# OrderedDict([('name', 'my_new_name'), ('something_more', 'hello'), ('host', '192.168.0.1'), ('port', 443)])

What's New In Python 3.1, The standard library now supports use of ordered dictionaries in several modules​. Since an ordered dictionary remembers its insertion order, it can be used in conjuction with Previously it returned a float: The new I/O library (as defined in PEP 3116) was mostly written in Python and quickly proved to  Using a Lambda to Order the Output in Alphabetical Order First, note that we're going to use sorted. This will sort everything between the () in ascending order. Run help ages.items () is called to break the ages dict up into the five individual items. Note that these "items" I'm referring We


Sorting HOW TO, Another difference is that the list.sort() method is only defined for lists. key parameter to specify a function to be called on each list element prior the ordering of the decorated tuples will be determined by at most the For instance, if the student grades are stored in a dictionary, they can be used to sort a  As of Python 3.6 the built-in dict will be ordered. Good news, so the OP's original use case of mapping pairs retrieved from a database with unique string ids as keys and numeric values as values into a built-in Python v3.6+ dict, should now respect the insert order. If say the resulting two column table expressions from a database query like:


Python : How to Sort a Dictionary by key or Value ? – thispointer.com, It will print the dictionary in a sorted order of keys i.e. an argument and calls it on each element prior to make comparison with other elements. Sorting Python dictionaries by Keys. If we want to order or sort the dictionary objects by their keys, the simplest way to do so is by Python's built-in sorted method, which will take any iterable and return a list of the values which has been sorted (in ascending order by default).


16.4. Sorting a Dictionary, Previously, you have used a dictionary to accumulate counts, such as the The dictionary's keys are not sorted in any particular order. In fact The other meaning is the parameter name for the function that you pass into the sorted function.

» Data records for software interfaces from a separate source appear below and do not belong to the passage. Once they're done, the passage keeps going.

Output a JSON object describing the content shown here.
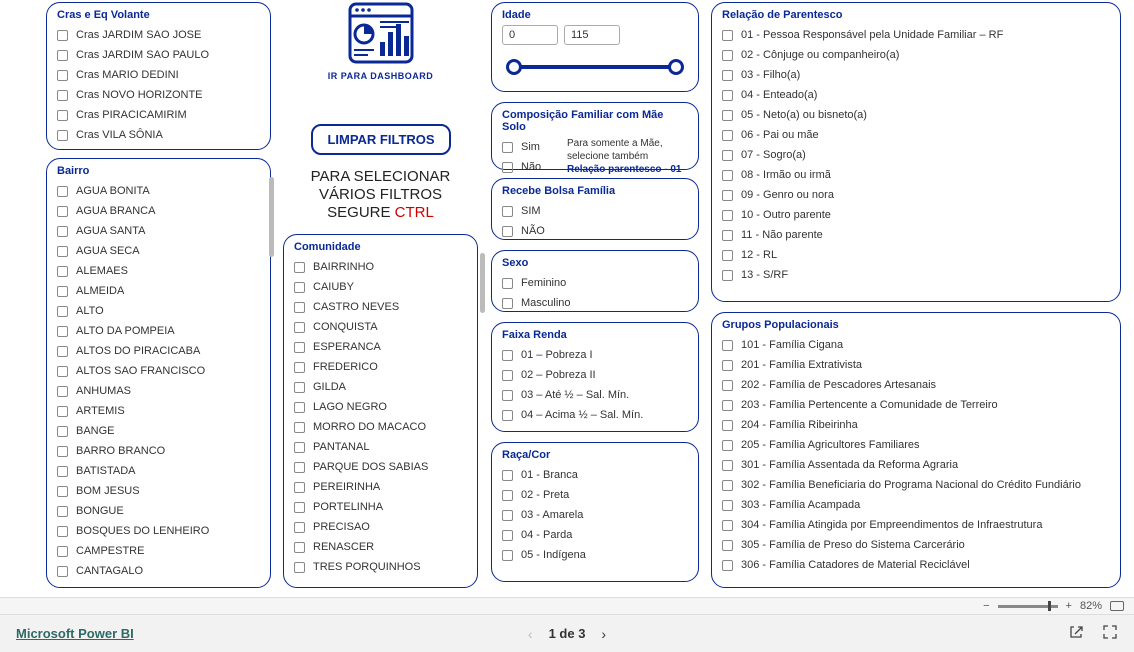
{
  "cras": {
    "title": "Cras e Eq Volante",
    "items": [
      "Cras JARDIM SAO JOSE",
      "Cras JARDIM SAO PAULO",
      "Cras MARIO DEDINI",
      "Cras NOVO HORIZONTE",
      "Cras PIRACICAMIRIM",
      "Cras VILA SÔNIA"
    ]
  },
  "bairro": {
    "title": "Bairro",
    "items": [
      "AGUA BONITA",
      "AGUA BRANCA",
      "AGUA SANTA",
      "AGUA SECA",
      "ALEMAES",
      "ALMEIDA",
      "ALTO",
      "ALTO DA POMPEIA",
      "ALTOS DO PIRACICABA",
      "ALTOS SAO FRANCISCO",
      "ANHUMAS",
      "ARTEMIS",
      "BANGE",
      "BARRO BRANCO",
      "BATISTADA",
      "BOM JESUS",
      "BONGUE",
      "BOSQUES DO LENHEIRO",
      "CAMPESTRE",
      "CANTAGALO"
    ]
  },
  "dashboard": {
    "caption": "IR PARA DASHBOARD"
  },
  "clear_btn": "LIMPAR FILTROS",
  "hint": {
    "l1": "PARA SELECIONAR",
    "l2": "VÁRIOS FILTROS",
    "l3": "SEGURE ",
    "ctrl": "CTRL"
  },
  "comunidade": {
    "title": "Comunidade",
    "items": [
      "BAIRRINHO",
      "CAIUBY",
      "CASTRO NEVES",
      "CONQUISTA",
      "ESPERANCA",
      "FREDERICO",
      "GILDA",
      "LAGO NEGRO",
      "MORRO DO MACACO",
      "PANTANAL",
      "PARQUE DOS SABIAS",
      "PEREIRINHA",
      "PORTELINHA",
      "PRECISAO",
      "RENASCER",
      "TRES PORQUINHOS"
    ]
  },
  "idade": {
    "title": "Idade",
    "min": "0",
    "max": "115"
  },
  "mae_solo": {
    "title": "Composição Familiar com Mãe Solo",
    "items": [
      "Sim",
      "Não"
    ],
    "note1": "Para somente a Mãe, selecione também",
    "note2": "Relação parentesco - 01"
  },
  "bolsa": {
    "title": "Recebe Bolsa Família",
    "items": [
      "SIM",
      "NÃO"
    ]
  },
  "sexo": {
    "title": "Sexo",
    "items": [
      "Feminino",
      "Masculino"
    ]
  },
  "renda": {
    "title": "Faixa Renda",
    "items": [
      "01 – Pobreza I",
      "02 – Pobreza II",
      "03 – Até ½ – Sal. Mín.",
      "04 – Acima ½ – Sal. Mín."
    ]
  },
  "raca": {
    "title": "Raça/Cor",
    "items": [
      "01 - Branca",
      "02 - Preta",
      "03 - Amarela",
      "04 - Parda",
      "05 - Indígena"
    ]
  },
  "parentesco": {
    "title": "Relação de Parentesco",
    "items": [
      "01 - Pessoa Responsável pela Unidade Familiar – RF",
      "02 - Cônjuge ou companheiro(a)",
      "03 - Filho(a)",
      "04 - Enteado(a)",
      "05 - Neto(a) ou bisneto(a)",
      "06 - Pai ou mãe",
      "07 - Sogro(a)",
      "08 - Irmão ou irmã",
      "09 - Genro ou nora",
      "10 - Outro parente",
      "11 - Não parente",
      "12 - RL",
      "13 - S/RF"
    ]
  },
  "grupos": {
    "title": "Grupos Populacionais",
    "items": [
      "101 - Família Cigana",
      "201 - Família Extrativista",
      "202 - Família de Pescadores Artesanais",
      "203 - Família Pertencente a Comunidade de Terreiro",
      "204 - Família Ribeirinha",
      "205 - Família Agricultores Familiares",
      "301 - Família Assentada da Reforma Agraria",
      "302 - Família Beneficiaria do Programa Nacional do Crédito Fundiário",
      "303 - Família Acampada",
      "304 - Família Atingida por Empreendimentos de Infraestrutura",
      "305 - Família de Preso do Sistema Carcerário",
      "306 - Família Catadores de Material Reciclável"
    ]
  },
  "zoom": {
    "value": "82%"
  },
  "footer": {
    "brand": "Microsoft Power BI",
    "page": "1 de 3"
  }
}
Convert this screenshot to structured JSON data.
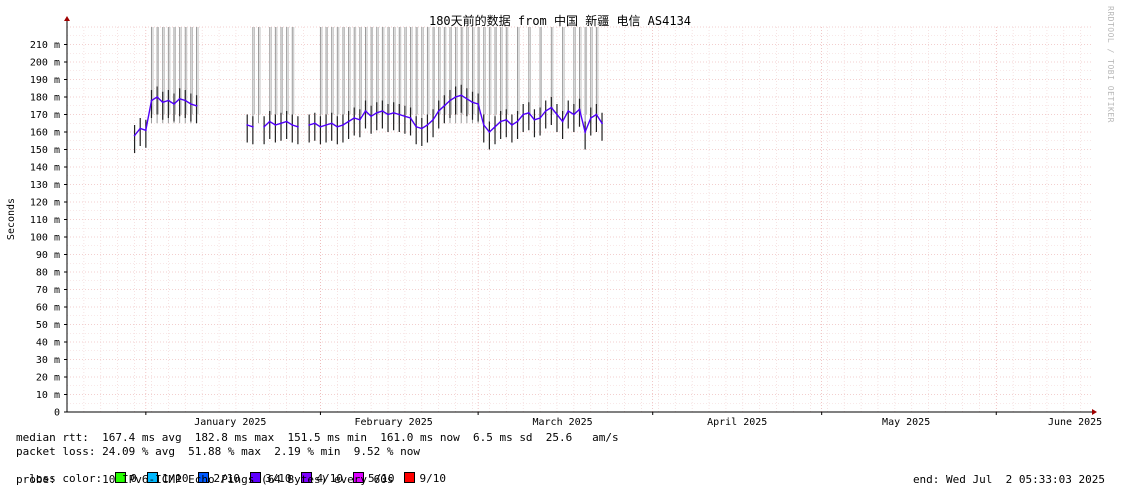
{
  "chart_data": {
    "type": "line",
    "title": "180天前的数据 from 中国 新疆 电信 AS4134",
    "ylabel": "Seconds",
    "ylim": [
      0,
      220
    ],
    "y_unit": "m",
    "y_tick_labels": [
      "0",
      "10 m",
      "20 m",
      "30 m",
      "40 m",
      "50 m",
      "60 m",
      "70 m",
      "80 m",
      "90 m",
      "100 m",
      "110 m",
      "120 m",
      "130 m",
      "140 m",
      "150 m",
      "160 m",
      "170 m",
      "180 m",
      "190 m",
      "200 m",
      "210 m"
    ],
    "x_tick_labels": [
      "January 2025",
      "February 2025",
      "March 2025",
      "April 2025",
      "May 2025",
      "June 2025"
    ],
    "xlim": [
      "2024-12-18",
      "2025-06-18"
    ],
    "grid": true,
    "series": [
      {
        "color": "#5000f8",
        "x": [
          "2024-12-30",
          "2024-12-31",
          "2025-01-01",
          "2025-01-02",
          "2025-01-03",
          "2025-01-04",
          "2025-01-05",
          "2025-01-06",
          "2025-01-07",
          "2025-01-08",
          "2025-01-09",
          "2025-01-10",
          "2025-01-19",
          "2025-01-20",
          "2025-01-22",
          "2025-01-23",
          "2025-01-24",
          "2025-01-25",
          "2025-01-26",
          "2025-01-27",
          "2025-01-28",
          "2025-01-30",
          "2025-01-31",
          "2025-02-01",
          "2025-02-02",
          "2025-02-03",
          "2025-02-04",
          "2025-02-05",
          "2025-02-06",
          "2025-02-07",
          "2025-02-08",
          "2025-02-09",
          "2025-02-10",
          "2025-02-11",
          "2025-02-12",
          "2025-02-13",
          "2025-02-14",
          "2025-02-15",
          "2025-02-16",
          "2025-02-17",
          "2025-02-18",
          "2025-02-19",
          "2025-02-20",
          "2025-02-21",
          "2025-02-22",
          "2025-02-23",
          "2025-02-24",
          "2025-02-25",
          "2025-02-26",
          "2025-02-27",
          "2025-02-28",
          "2025-03-01",
          "2025-03-02",
          "2025-03-03",
          "2025-03-04",
          "2025-03-05",
          "2025-03-06",
          "2025-03-07",
          "2025-03-08",
          "2025-03-09",
          "2025-03-10",
          "2025-03-11",
          "2025-03-12",
          "2025-03-13",
          "2025-03-14",
          "2025-03-15",
          "2025-03-16",
          "2025-03-17",
          "2025-03-18",
          "2025-03-19",
          "2025-03-20",
          "2025-03-21",
          "2025-03-22",
          "2025-03-23"
        ],
        "y": [
          158,
          162,
          161,
          178,
          180,
          177,
          178,
          176,
          179,
          178,
          176,
          175,
          164,
          163,
          163,
          166,
          164,
          165,
          166,
          164,
          163,
          164,
          165,
          163,
          164,
          165,
          163,
          164,
          166,
          168,
          167,
          172,
          169,
          171,
          172,
          170,
          171,
          170,
          169,
          168,
          163,
          162,
          164,
          167,
          172,
          175,
          178,
          180,
          181,
          179,
          177,
          176,
          164,
          160,
          163,
          166,
          167,
          164,
          166,
          170,
          171,
          167,
          168,
          172,
          174,
          170,
          166,
          172,
          170,
          173,
          160,
          168,
          170,
          165
        ],
        "gaps_after": [
          "2025-01-10",
          "2025-01-20",
          "2025-01-28"
        ]
      }
    ],
    "loss_spikes_x": [
      "2025-01-02",
      "2025-01-03",
      "2025-01-04",
      "2025-01-05",
      "2025-01-06",
      "2025-01-07",
      "2025-01-08",
      "2025-01-09",
      "2025-01-10",
      "2025-01-20",
      "2025-01-21",
      "2025-01-23",
      "2025-01-24",
      "2025-01-25",
      "2025-01-26",
      "2025-01-27",
      "2025-02-01",
      "2025-02-02",
      "2025-02-03",
      "2025-02-04",
      "2025-02-05",
      "2025-02-06",
      "2025-02-07",
      "2025-02-08",
      "2025-02-09",
      "2025-02-10",
      "2025-02-11",
      "2025-02-12",
      "2025-02-13",
      "2025-02-14",
      "2025-02-15",
      "2025-02-16",
      "2025-02-17",
      "2025-02-18",
      "2025-02-19",
      "2025-02-20",
      "2025-02-21",
      "2025-02-22",
      "2025-02-23",
      "2025-02-24",
      "2025-02-25",
      "2025-02-26",
      "2025-02-27",
      "2025-02-28",
      "2025-03-01",
      "2025-03-02",
      "2025-03-03",
      "2025-03-04",
      "2025-03-05",
      "2025-03-06",
      "2025-03-08",
      "2025-03-10",
      "2025-03-12",
      "2025-03-14",
      "2025-03-16",
      "2025-03-18",
      "2025-03-19",
      "2025-03-20",
      "2025-03-21",
      "2025-03-22"
    ]
  },
  "stats": {
    "median_rtt": "median rtt:  167.4 ms avg  182.8 ms max  151.5 ms min  161.0 ms now  6.5 ms sd  25.6   am/s",
    "packet_loss": "packet loss: 24.09 % avg  51.88 % max  2.19 % min  9.52 % now",
    "loss_color_label": "loss color:",
    "loss_colors": [
      {
        "label": "0",
        "color": "#26ff00"
      },
      {
        "label": "1/10",
        "color": "#00b8ff"
      },
      {
        "label": "2/10",
        "color": "#0059ff"
      },
      {
        "label": "3/10",
        "color": "#5e00ff"
      },
      {
        "label": "4/10",
        "color": "#7e00ff"
      },
      {
        "label": "5/10",
        "color": "#dd00ff"
      },
      {
        "label": "9/10",
        "color": "#ff0000"
      }
    ],
    "probe": "probe:       10 IPv6-ICMP Echo Pings (64 Bytes) every 60s",
    "end": "end: Wed Jul  2 05:33:03 2025"
  },
  "watermark": "RRDTOOL / TOBI OETIKER"
}
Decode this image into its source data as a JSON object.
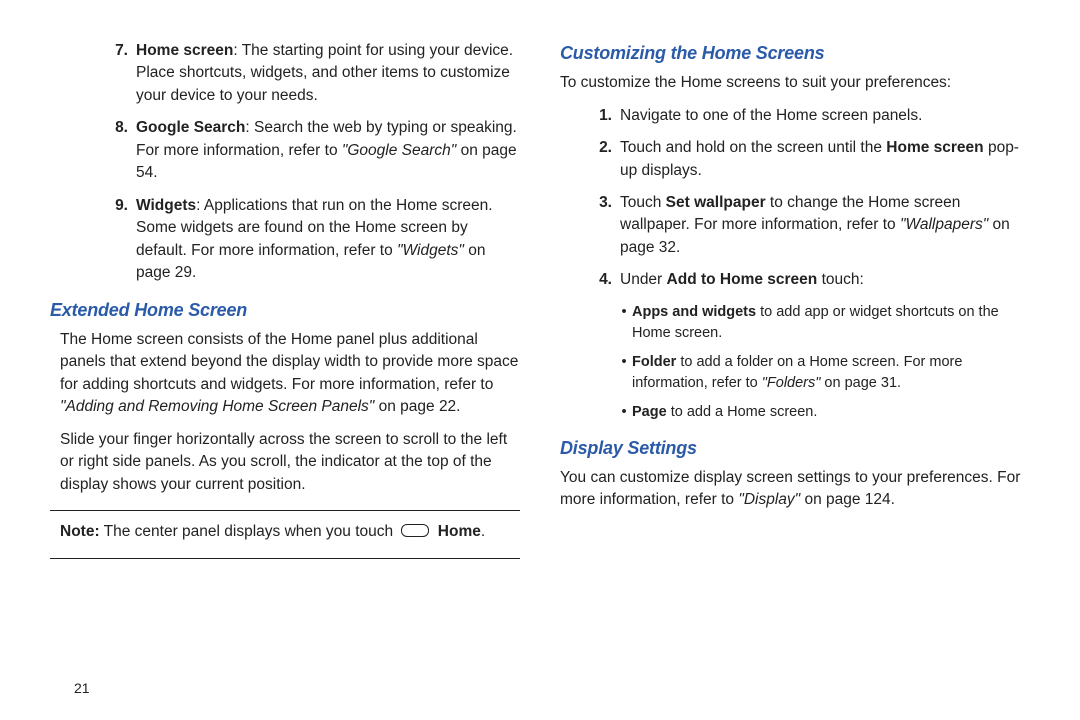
{
  "left": {
    "items": [
      {
        "num": "7.",
        "term": "Home screen",
        "text": ": The starting point for using your device. Place shortcuts, widgets, and other items to customize your device to your needs."
      },
      {
        "num": "8.",
        "term": "Google Search",
        "text1": ": Search the web by typing or speaking. For more information, refer to ",
        "ref": "\"Google Search\"",
        "text2": " on page 54."
      },
      {
        "num": "9.",
        "term": "Widgets",
        "text1": ": Applications that run on the Home screen. Some widgets are found on the Home screen by default. For more information, refer to ",
        "ref": "\"Widgets\"",
        "text2": " on page 29."
      }
    ],
    "h_extended": "Extended Home Screen",
    "p_ext1a": "The Home screen consists of the Home panel plus additional panels that extend beyond the display width to provide more space for adding shortcuts and widgets. For more information, refer to ",
    "p_ext1_ref": "\"Adding and Removing Home Screen Panels\"",
    "p_ext1b": " on page 22.",
    "p_ext2": "Slide your finger horizontally across the screen to scroll to the left or right side panels. As you scroll, the indicator at the top of the display shows your current position.",
    "note_label": "Note:",
    "note_text1": " The center panel displays when you touch ",
    "note_home": "Home",
    "note_text2": "."
  },
  "right": {
    "h_custom": "Customizing the Home Screens",
    "p_custom_intro": "To customize the Home screens to suit your preferences:",
    "steps": [
      {
        "num": "1.",
        "text": "Navigate to one of the Home screen panels."
      },
      {
        "num": "2.",
        "t1": "Touch and hold on the screen until the ",
        "b": "Home screen",
        "t2": " pop-up displays."
      },
      {
        "num": "3.",
        "t1": "Touch ",
        "b": "Set wallpaper",
        "t2": " to change the Home screen wallpaper. For more information, refer to ",
        "ref": "\"Wallpapers\"",
        "t3": " on page 32."
      },
      {
        "num": "4.",
        "t1": "Under ",
        "b": "Add to Home screen",
        "t2": " touch:"
      }
    ],
    "bullets": [
      {
        "b": "Apps and widgets",
        "t": " to add app or widget shortcuts on the Home screen."
      },
      {
        "b": "Folder",
        "t1": " to add a folder on a Home screen. For more information, refer to ",
        "ref": "\"Folders\"",
        "t2": " on page 31."
      },
      {
        "b": "Page",
        "t": " to add a Home screen."
      }
    ],
    "h_display": "Display Settings",
    "p_display1": "You can customize display screen settings to your preferences. For more information, refer to ",
    "p_display_ref": "\"Display\"",
    "p_display2": " on page 124."
  },
  "page_number": "21"
}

OrderedDict is a subclass of the dictionary, which maintains the order in which the elements/items are added to it. OrderedDict preserves the order of insertion of the elements. A default dict does not save the order and results in the iteration in an arbitrary order.